World Oceans Day, 8th June, is right around the corner and it’s the perfect time to make strong arguments for change. All month long, Project AWARE is taking advantage of strategic opportunities to represent the voice of divers – a powerful constituency when it comes to ocean protection.
Our focus areas – sharks and marine debris – are high on the global policy agenda this month and Project AWARE aims to advocate for the ocean where and when the important decisions are made.
Cars, a makeshift toilet, a full set of golf clubs, a set of false teeth and a pogo stick. These are just some of the unusual items found by volunteer scuba divers who are helping Project AWARE offer a new, underwater view of the problem of trash – much of it plastic – in the ocean.
We’ve been removing debris from underwater environments together for decades but now, we’re going to share what we’ve found with the rest of the world. More importantly, we’re going to use the information to prevent the trash from our everyday lives from ending up in the ocean in the first place.
That's why Project AWARE launched Dive Against Debris in 2011. With the help of thousands of divers, debris removal efforts have stepped up and divers are actively protecting marine life including sharks and rays that can get tangled in trash.
Thousands of pieces of plastic have been discovered, submerged along the river bed of the upper Thames Estuary by scientists at Royal Holloway, University of London and the Natural History Museum.
The sheer amount of plastic recovered shows there is an unseen stream of rubbish flowing through London which could be a serious threat to aquatic wildlife.
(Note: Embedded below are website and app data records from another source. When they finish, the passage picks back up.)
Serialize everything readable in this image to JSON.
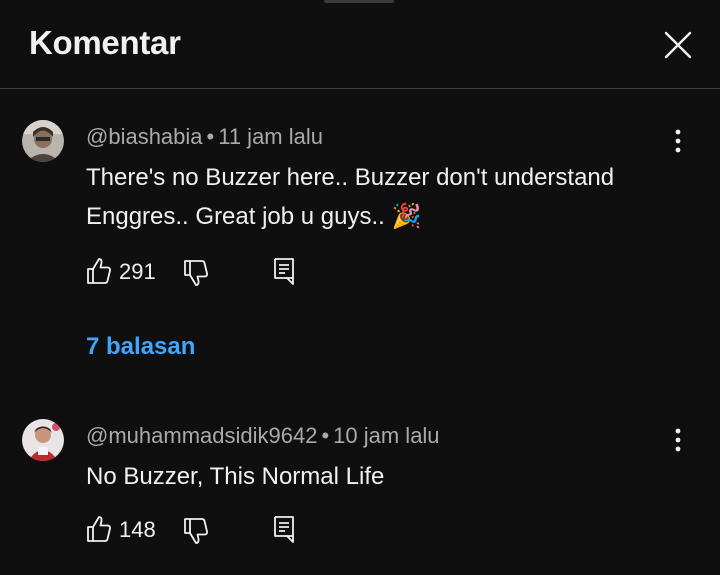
{
  "panel": {
    "title": "Komentar",
    "close_icon": "close-icon"
  },
  "comments": [
    {
      "author": "@biashabia",
      "separator": "•",
      "time": "11 jam lalu",
      "text": "There's no Buzzer here.. Buzzer don't understand Enggres.. Great job u guys.. 🎉",
      "likes": "291",
      "replies_label": "7 balasan",
      "avatar_icon": "avatar-person"
    },
    {
      "author": "@muhammadsidik9642",
      "separator": "•",
      "time": "10 jam lalu",
      "text": "No Buzzer, This Normal Life",
      "likes": "148",
      "avatar_icon": "avatar-person"
    }
  ],
  "colors": {
    "background": "#0f0f0f",
    "text_primary": "#f1f1f1",
    "text_secondary": "#aaaaaa",
    "link": "#3ea6ff",
    "divider": "#3f3f3f"
  }
}
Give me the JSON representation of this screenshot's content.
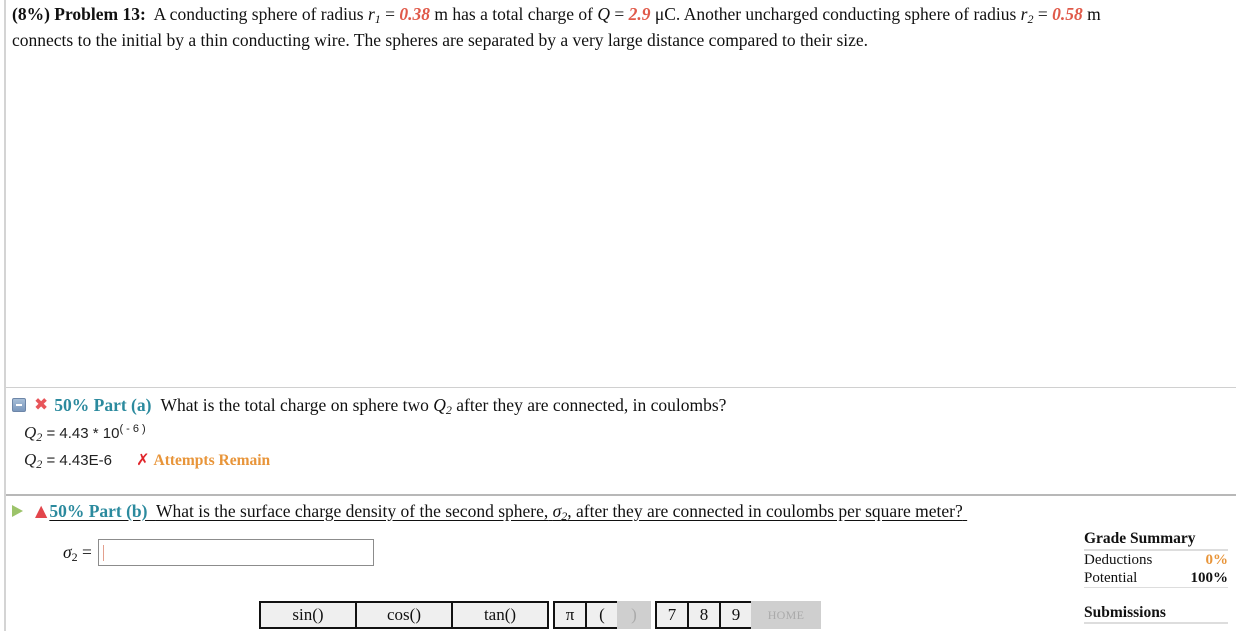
{
  "problem": {
    "weight": "(8%)",
    "title": "Problem 13:",
    "text_1": "A conducting sphere of radius",
    "r1_var": "r",
    "r1_sub": "1",
    "eq": "=",
    "r1_value": "0.38",
    "r1_unit": "m has a total charge of",
    "q_var": "Q",
    "q_value": "2.9",
    "q_unit": "μC. Another uncharged conducting sphere of radius",
    "r2_var": "r",
    "r2_sub": "2",
    "r2_value": "0.58",
    "r2_unit": "m",
    "text_2": "connects to the initial by a thin conducting wire. The spheres are separated by a very large distance compared to their size."
  },
  "part_a": {
    "label": "50% Part (a)",
    "question_1": "What is the total charge on sphere two",
    "q_var": "Q",
    "q_sub": "2",
    "question_2": "after they are connected, in coulombs?",
    "answer_expr_prefix": "= 4.43 * 10",
    "answer_expr_exp": "( - 6 )",
    "answer_value": "= 4.43E-6",
    "status_mark": "✗",
    "status_text": "Attempts Remain"
  },
  "part_b": {
    "label": "50% Part (b)",
    "question_1": "What is the surface charge density of the second sphere,",
    "sigma_var": "σ",
    "sigma_sub": "2",
    "question_2": ", after they are connected in coulombs per square meter?",
    "input_label_eq": "=",
    "input_value": ""
  },
  "keypad": {
    "keys": [
      "sin()",
      "cos()",
      "tan()",
      "π",
      "(",
      ")",
      "7",
      "8",
      "9",
      "HOME"
    ]
  },
  "grade_summary": {
    "title": "Grade Summary",
    "deductions_label": "Deductions",
    "deductions_value": "0%",
    "potential_label": "Potential",
    "potential_value": "100%"
  },
  "submissions": {
    "title": "Submissions"
  },
  "colors": {
    "value_red": "#e05a4a",
    "part_teal": "#2b8a9e",
    "attempts_orange": "#e8953a"
  }
}
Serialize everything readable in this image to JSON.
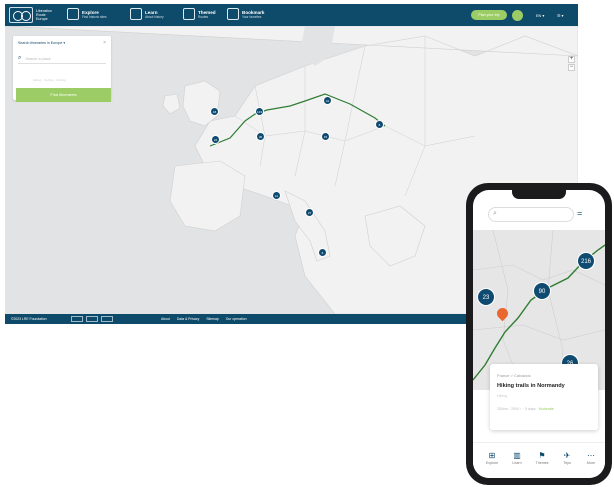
{
  "header": {
    "brand": "Liberation Route Europe",
    "nav": [
      {
        "label": "Explore",
        "sub": "Find historic sites"
      },
      {
        "label": "Learn",
        "sub": "About history"
      },
      {
        "label": "Themed",
        "sub": "Routes"
      },
      {
        "label": "Bookmark",
        "sub": "Your favorites"
      }
    ],
    "cta": "Plan your trip",
    "lang": "EN ▾",
    "menu": "☰ ▾"
  },
  "search_panel": {
    "title": "Search itineraries in Europe ▾",
    "placeholder": "Search a place",
    "options": "Hiking · Cycling · Driving",
    "button": "Find itineraries"
  },
  "clusters": [
    {
      "label": "18"
    },
    {
      "label": "123"
    },
    {
      "label": "41"
    },
    {
      "label": "24"
    },
    {
      "label": "30"
    },
    {
      "label": "15"
    },
    {
      "label": "8"
    },
    {
      "label": "11"
    },
    {
      "label": "27"
    },
    {
      "label": "6"
    }
  ],
  "footer": {
    "copyright": "©2023 LRE Foundation",
    "links": [
      "About",
      "Data & Privacy",
      "Sitemap",
      "Our operation"
    ]
  },
  "phone": {
    "clusters": [
      {
        "label": "23"
      },
      {
        "label": "90"
      },
      {
        "label": "216"
      },
      {
        "label": "26"
      }
    ],
    "card": {
      "breadcrumb": "France > Calvados",
      "title": "Hiking trails in Normandy",
      "type": "Hiking",
      "meta": "250km · 2500 ↑ · 5 days · ",
      "meta_highlight": "Moderate"
    },
    "tabs": [
      {
        "icon": "⊞",
        "label": "Explore"
      },
      {
        "icon": "▥",
        "label": "Learn"
      },
      {
        "icon": "⚑",
        "label": "Themes"
      },
      {
        "icon": "✈",
        "label": "Trips"
      },
      {
        "icon": "⋯",
        "label": "More"
      }
    ]
  },
  "colors": {
    "primary": "#0e4a6a",
    "accent": "#9ccc65",
    "route": "#2f7d32",
    "pin": "#e9662e"
  }
}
The findings, published online in Marine Pollution Bulletin, highlight the cause for concern, not only for ecosystems around the river but for the North Sea, in to which the Thames flows.
Each square kilometre of ocean around Australia is polluted with thousands of 'invisible' fragments of plastic, a new study has found, posing a potential health hazard for humans and marine life alike.
Rays trapped in lost fishing nets, floating plastic bags resembling jellyfish, glass bottles and tyres covering the ocean floor are all too common a sight for scuba divers who are the first to see how devastating marine litter is underwater. Many of us pick up trash every time we dive. We organize or participate in Dive Against Debris. And between now and December 18th, you have a unique opportunity to share your opinion on how the European Union (EU) can best tackle marine litter.
In the Great Lakes, marine debris affects the beauty of our environment, is a health and safety hazard, threatens our wildlife and natural resources, and comes at a significant economic cost. From a beach covered in trash to an animal entangled in fishing line, marine debris is a problem we can’t ignore. This article focuses on microplastics, a little—and little known—type of marine debris.
El Jueves 26 de Septiembre será la limpieza de playa de Pichidangui en el contexto del "Día Internacional de Limpieza de Playas". Adicionalmente el sábado 28 realizaremos un Project Aware, limpiando algunos sectores del fondo marino de Pichidangui.
There is no easy way to tackle the issue of marine litter: it is complicated and has many causes, impacts and inputs. As a high percentage of marine litter comes from land based sources, EU legislation is possibly the best way to address the problem and look for solutions.
When most people think of debris in our ocean they imagine piles of garbage, floating plastic bottles, broken glass and rusting metal. All of those things, and more, are certainly part of the problem but one issue less often considered by the general public is how debris causes entanglement, injury, or death of many marine animals.
Fishing lines, nets and hooks are all serious concerns for many larger marine animals such as rays, seals, sea lions, dolphins, sharks, turtles and whales. Mantas are particularly vulnerable due to their large wingspan.